COMMENTARY | Before her coaching stint on "The Ultimate Fighter," UFC women's bantamweight champion Ronda Rousey was a likable superstar who's sharp tongue, good looks and even sharper skills inside of the cage sent her celebrity soaring outside of the UFC. As a bona fide crossover star, Rousey has been an ambassador for women's MMA and when she was named to coach on the UFC reality show "The Ultimate Fighter" it appeared to be another move in the right direction for the growing legend of "Rowdy" Ronda Rousey.
It was all good when Rousey thought she was coaching opposite Cat Zingano. However, when Zingano was forced out of the show with an injury, and her replacement being none other than Rousey's arch nemesis Miesha Tate, things were expected to get dicey. If nothing else, it was to be entertaining television between two rivals who really don't like each other. But after several weeks, the rivalry has brought out the worst in Rousey and projected it into the homes of fans who are slowly changing their opinion on the queen of the armbar.
Her extreme intensity and competitive nature has translated on screen as a bit bratty and morphed into a battle of good vs. evil as Tate has been projected as the easygoing coach to Rousey's Bobby Knight-like demeanor. The resulting backlash has littered social media as her tears and animosity towards Tate have turned off Rousey fans. Once seen as a good-natured fighter with a ton of wit, now she's being seen as an "emotionally unstable" personality (as said by Tate to MMA Junkie).
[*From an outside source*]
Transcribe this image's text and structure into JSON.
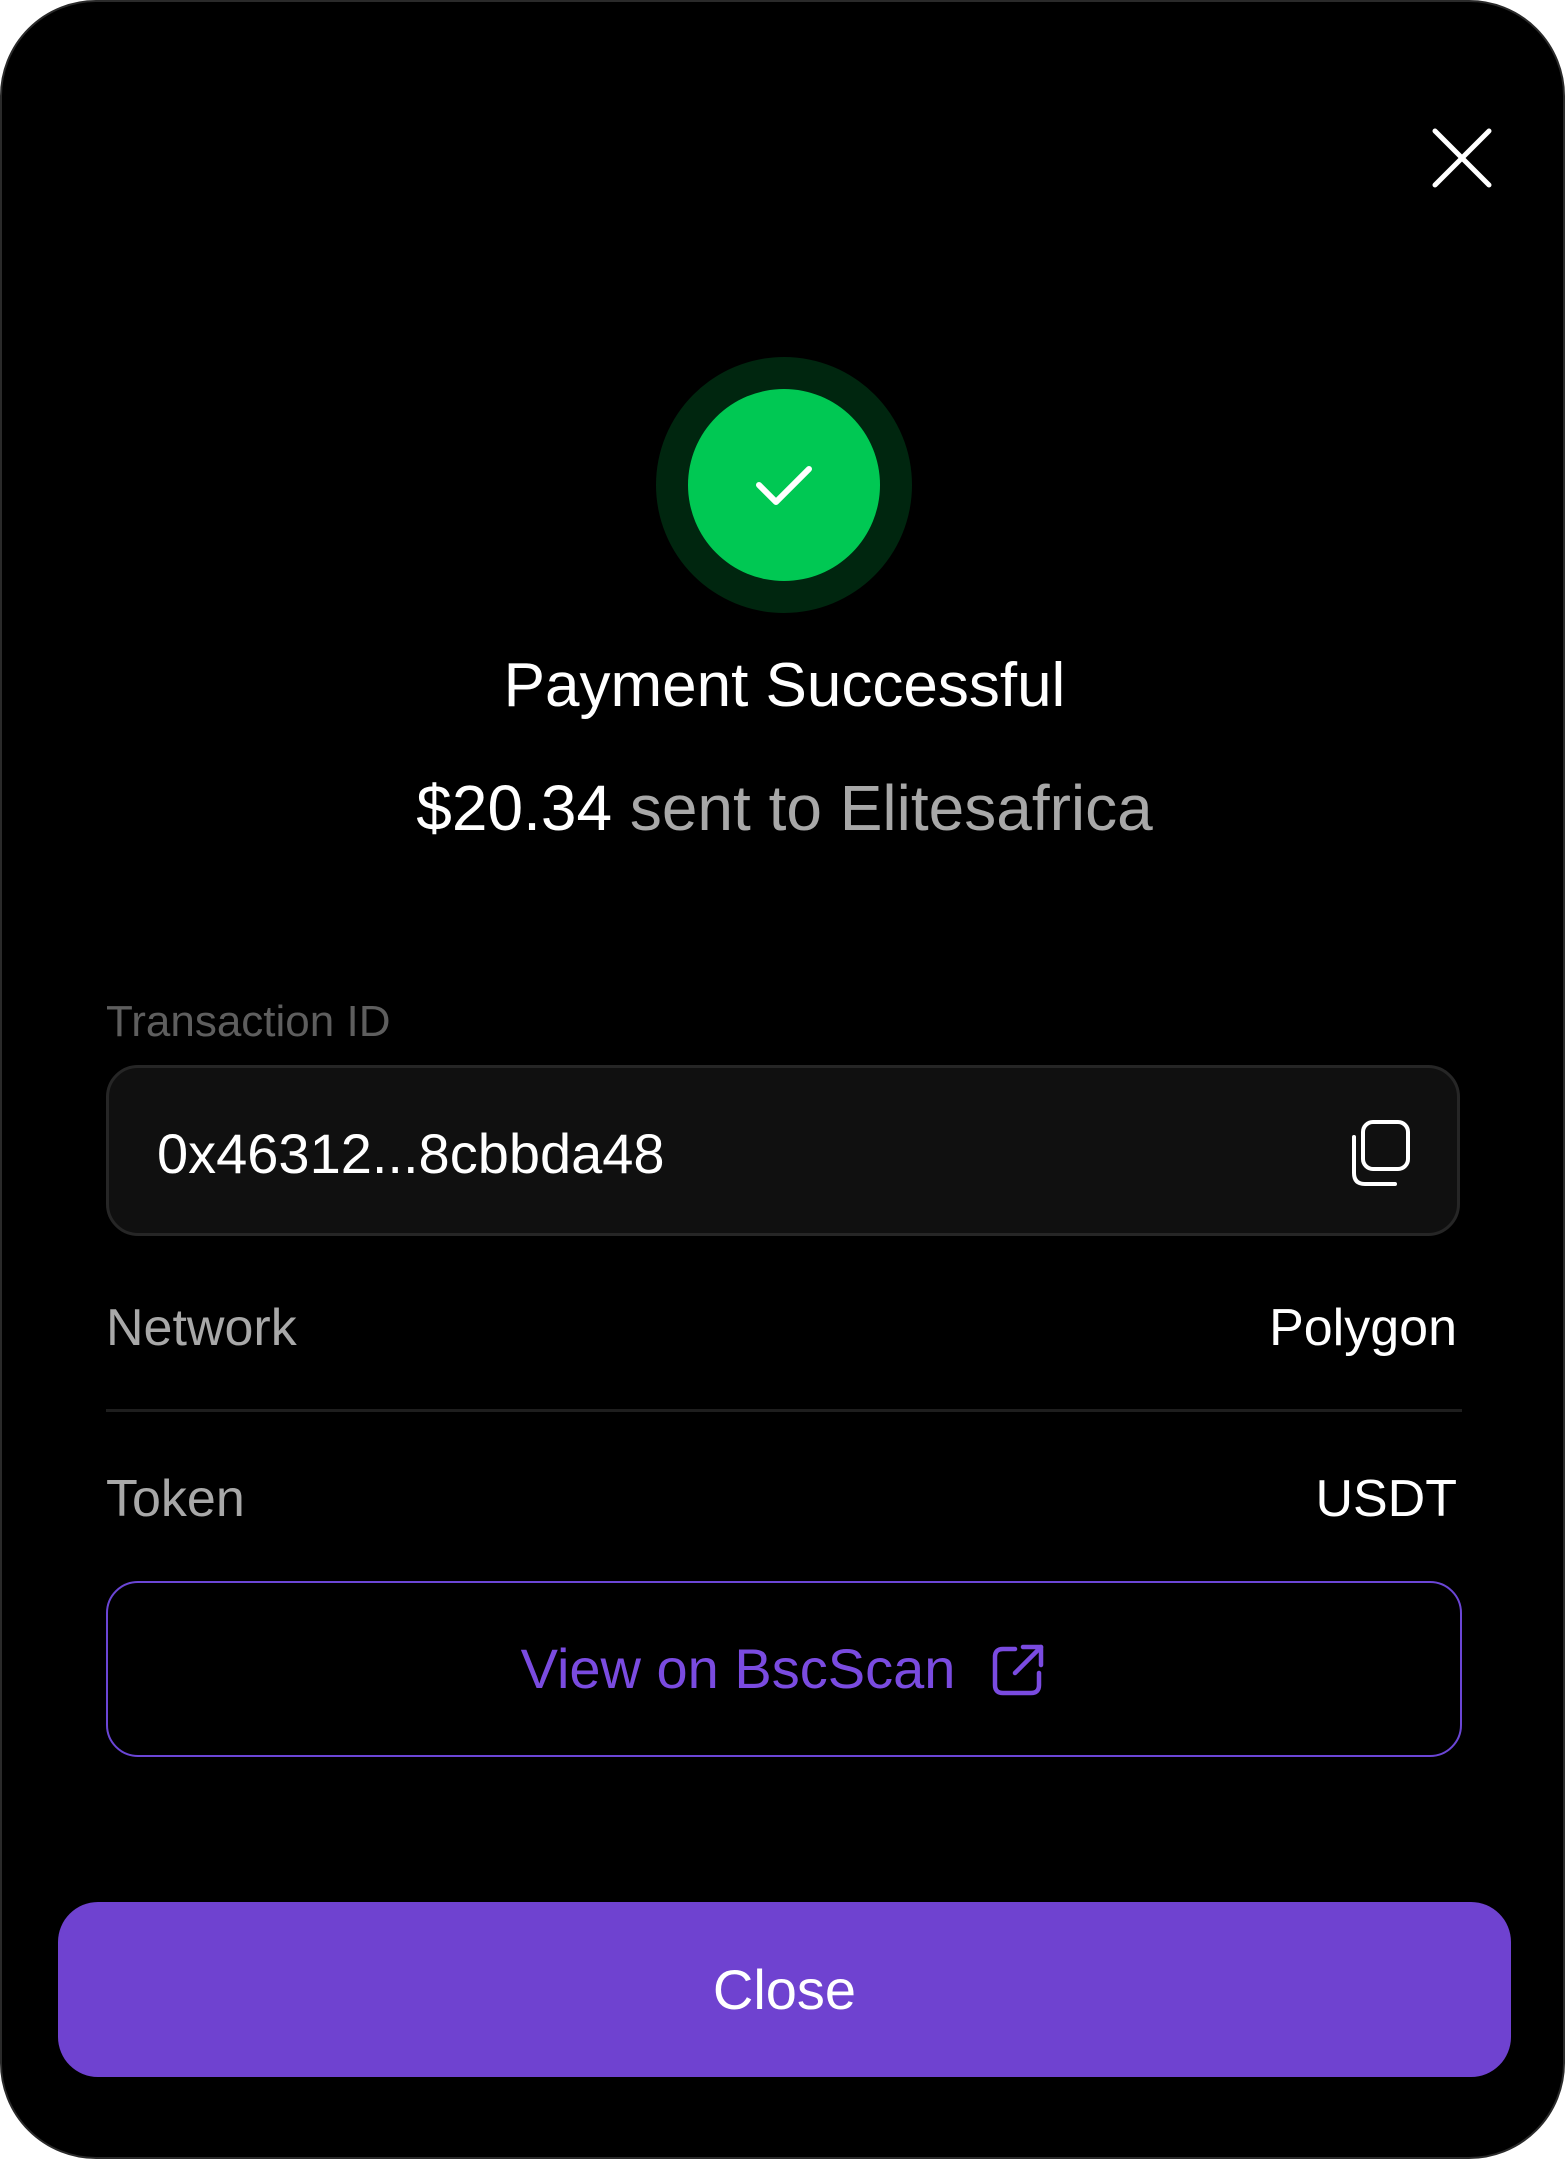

The difficult part of all of this is trying to separate the real Ronda Rousey from the one who has been edited for television. In most cases, the camera captures who you are. The words that are said and the actions that are done belong to you. When Rousey and her striking coach Edmond Taverdyan confronted Tate and her boyfriend Bryan Caraway about Twitter comments from a year ago, it's difficult to hide their aggression. However, putting many of Rousey's actions into context after days of filming are boiled down to an hour show may see many things getting lost in translation. As we all know, reality shows aren't really "real," as they are often staged with some elements to create enticing television.
"From the fraction of the entire time I observed, it appeared that Ronda was taunted quite a bit without being allowed to respond, with a deliberate intent to create a certain image for television. Maybe they'll show some of that on the episode, maybe not."
While it is true that many shows create an image, it is also true that this image doesn't come from out of the blue. There had to have been some questionable personality traits that will have the curtain pulled back for the world to see. Rousey even went public stating that she was concerned with how she will be viewed once the show airs perhaps in an act of preemptively striking before the TUF debuted.
"How could people possibly know who you are from a couple of clips of a video that people are seeing out of context?" Rousey said to USA Today before the show aired. "That's no way for people to get to know you, so I'm just preparing for people to get the worst idea of who I am."
It is certainly as if Rousey knew her emotions may have gotten the best of her on camera and was bracing herself for the fallout. The reality is that Rousey is a unique personality that, when having a camera trained on her for endless hours, is sure to have a few bad days. She's the consummate competitor that takes everything she participates in very seriously. It's really not a game for her. But the problem with that is when someone like Tate gets the best of you and all of that angst spills out. Reality show producers live for those moments and will certainly milk it as much as they can. The best thing Rousey could do is clam up, but she's not that type of person.
Will Rousey lose some fans heading into her fight with Tate in December? Probably. But that's the risk you take when doing reality television and allowing a film crew cut and paste who you are and deliver it to just under a million homes. But backlash is inevitable when you are at the top of your game. Jon Jones has a ton of detractors who hate him. But they only hate him because he is as good as he is. The Dallas Cowboys, Los Angeles Lakers, Floyd Mayweather, LeBron James, Tiger Woods and a host of others are all exceptional in their respective sports but a good portion of the country harness a pitcher full of vitriol just because of the fact that they come from a winning culture. Everyone loves the underdog story.
Rousey is going to be hated because it comes with the territory of being a champion. The reality show just sped things up a little bit. She'll still have an abundance of fans who will cheer her on, she's just have to endure the boos that come along with it.
Andreas Hale is a former editor at websites including BET.com and HipHopDX.com. Today, he resides in the fight capital of the world and has covered boxing and MMA for mainstream media outlets such as MTV.com and Jay-Z's LifeandTimes.com, as well as die-hard outlets, including FightNews.com, Fight! Magazine, Ultimate MMA, CagePotato.com and others.
You can follow him on Twitter (@AndreasHale).
- Arts & Entertainment
- Ronda Rousey